Nonetheless, Chapman is planning to file suit against SBA late this summer. "Asking the SBA to clean up contracting data," he says, "is like asking al Qaeda to clean up terrorism."
Finding a Niche
The news is not all negative. In February, the Homeland Security Department chose 11 small vendors to help consolidate its purchase of IT-related commodities through its $3 billion First Source program. Meanwhile, another 28 small firms were tapped last September to compete for contracts in the DHS Enterprise Acquisition Gateway for the Leading Edge Solutions program. Known as EAGLE, the program has a $45 billion ceiling over the next decade and will serve as a department- wide platform for acquiring IT services.

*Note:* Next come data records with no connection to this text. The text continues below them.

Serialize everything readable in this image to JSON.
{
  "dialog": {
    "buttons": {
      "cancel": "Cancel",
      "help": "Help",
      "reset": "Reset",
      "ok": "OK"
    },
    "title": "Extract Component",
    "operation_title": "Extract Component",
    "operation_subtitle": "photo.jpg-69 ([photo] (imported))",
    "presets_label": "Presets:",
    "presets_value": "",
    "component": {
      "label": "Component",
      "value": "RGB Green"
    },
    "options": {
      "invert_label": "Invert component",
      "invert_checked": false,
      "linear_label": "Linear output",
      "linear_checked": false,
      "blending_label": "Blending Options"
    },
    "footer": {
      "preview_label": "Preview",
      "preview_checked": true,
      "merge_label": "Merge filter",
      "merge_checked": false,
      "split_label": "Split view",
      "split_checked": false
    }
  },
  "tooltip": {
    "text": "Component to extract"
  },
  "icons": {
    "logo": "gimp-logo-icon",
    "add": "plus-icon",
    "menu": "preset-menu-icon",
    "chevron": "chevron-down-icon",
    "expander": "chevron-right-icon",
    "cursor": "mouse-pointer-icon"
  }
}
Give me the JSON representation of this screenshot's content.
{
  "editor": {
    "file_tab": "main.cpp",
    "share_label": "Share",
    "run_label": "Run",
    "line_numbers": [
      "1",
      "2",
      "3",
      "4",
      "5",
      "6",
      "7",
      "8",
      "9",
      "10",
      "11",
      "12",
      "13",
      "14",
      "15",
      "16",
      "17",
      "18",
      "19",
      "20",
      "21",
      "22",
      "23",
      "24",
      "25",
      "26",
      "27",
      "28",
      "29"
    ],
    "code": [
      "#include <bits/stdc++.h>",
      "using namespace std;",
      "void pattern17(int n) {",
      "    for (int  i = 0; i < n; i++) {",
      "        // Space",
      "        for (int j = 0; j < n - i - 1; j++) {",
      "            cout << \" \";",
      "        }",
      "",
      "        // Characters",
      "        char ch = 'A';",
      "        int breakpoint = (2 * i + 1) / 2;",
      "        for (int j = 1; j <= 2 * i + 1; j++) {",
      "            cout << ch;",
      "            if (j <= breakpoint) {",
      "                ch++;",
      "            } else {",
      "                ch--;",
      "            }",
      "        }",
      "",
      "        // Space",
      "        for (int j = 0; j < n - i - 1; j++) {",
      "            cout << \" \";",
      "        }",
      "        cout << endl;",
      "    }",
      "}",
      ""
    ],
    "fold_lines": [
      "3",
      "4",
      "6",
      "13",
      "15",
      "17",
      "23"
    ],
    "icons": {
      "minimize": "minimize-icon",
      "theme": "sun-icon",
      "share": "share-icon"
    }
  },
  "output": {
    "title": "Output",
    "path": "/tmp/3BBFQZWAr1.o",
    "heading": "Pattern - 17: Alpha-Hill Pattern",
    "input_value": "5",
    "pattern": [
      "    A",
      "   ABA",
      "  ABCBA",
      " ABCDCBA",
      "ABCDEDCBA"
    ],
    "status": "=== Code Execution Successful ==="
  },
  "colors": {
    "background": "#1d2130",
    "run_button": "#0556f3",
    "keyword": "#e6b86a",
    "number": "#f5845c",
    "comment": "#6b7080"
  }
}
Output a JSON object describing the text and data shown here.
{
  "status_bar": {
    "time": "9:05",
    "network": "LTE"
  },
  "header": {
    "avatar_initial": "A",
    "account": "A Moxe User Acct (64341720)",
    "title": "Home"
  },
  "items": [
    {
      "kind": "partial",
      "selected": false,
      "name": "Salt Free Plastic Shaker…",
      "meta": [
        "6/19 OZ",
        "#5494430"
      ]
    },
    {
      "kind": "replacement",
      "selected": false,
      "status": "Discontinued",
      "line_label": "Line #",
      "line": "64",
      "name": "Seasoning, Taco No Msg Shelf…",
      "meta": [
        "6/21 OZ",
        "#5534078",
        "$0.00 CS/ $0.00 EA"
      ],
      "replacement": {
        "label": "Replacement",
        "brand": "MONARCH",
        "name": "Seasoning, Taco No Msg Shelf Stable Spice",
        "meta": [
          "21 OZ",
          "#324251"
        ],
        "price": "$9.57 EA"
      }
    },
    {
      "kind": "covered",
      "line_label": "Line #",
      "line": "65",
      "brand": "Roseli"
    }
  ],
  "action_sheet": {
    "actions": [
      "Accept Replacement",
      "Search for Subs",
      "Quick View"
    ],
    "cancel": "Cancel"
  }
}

Socioeconomic set-aside contracts long have opened a way into the federal market for small firms. For example, the General Services Administration's Veterans Technology Services Governmentwide Acquisition contract, rolled out in February, is a set-aside for service-disabled veteran-owned businesses. The 10-year contract has a potential value of $5 billion. Robert Walker, president of Advanced Systems Inc. of Fairfax, one of 43 companies to win spots on VETS, says, "Right now, the mood is extremely good. There's been a tremendous amount of attention recently paid to service disabled veteran-owned companies, and [this] is another important vehicle."
While veteran-owned companies are seeing an upswing in federal business, prospects for women-owned firms seems to be stagnating. The government's 5 percent goal for those businesses never has been met. Last year's 3.34 percent was the high-water mark. Linda Berdine, president of G&B Solutions, a woman-owned IT firm in McLean, Va., says, "We are not seeing much improvement for women-owned businesses. There's not much conversation or legislation out there. It's just not on the radar." SBA has been working on a contracting program exclusively for women-owned businesses for the past seven years, but it has languished because of concerns that lawsuits could freeze the gender-based program. SBA says it plans to kick it off later this year.
Critics suggest that set-asides might not be good for small businesses and might even foster complacency. Steve Charles, co-founder of immixGroup, a McLean IT firm with more than $114 million in small-business contracts last year, says companies can become so reliant on set-aside designations that they lose focus on core missions. He suggests that firms "need to figure out their niche. The challenge is to find out what are you good at and then go do it. All companies are not created equal."
While equality may be out of reach, opportunity remains. "Right now, small businesses have better solutions to complex problems than large companies," says Craig Roberts, president of Vista International, a Davenport, Iowa, small business that provides IT services to the Army. "Since there are no public shareholders, we can turn on a dime and take more risk. And, that flexibility allows small businesses to develop better solution sets."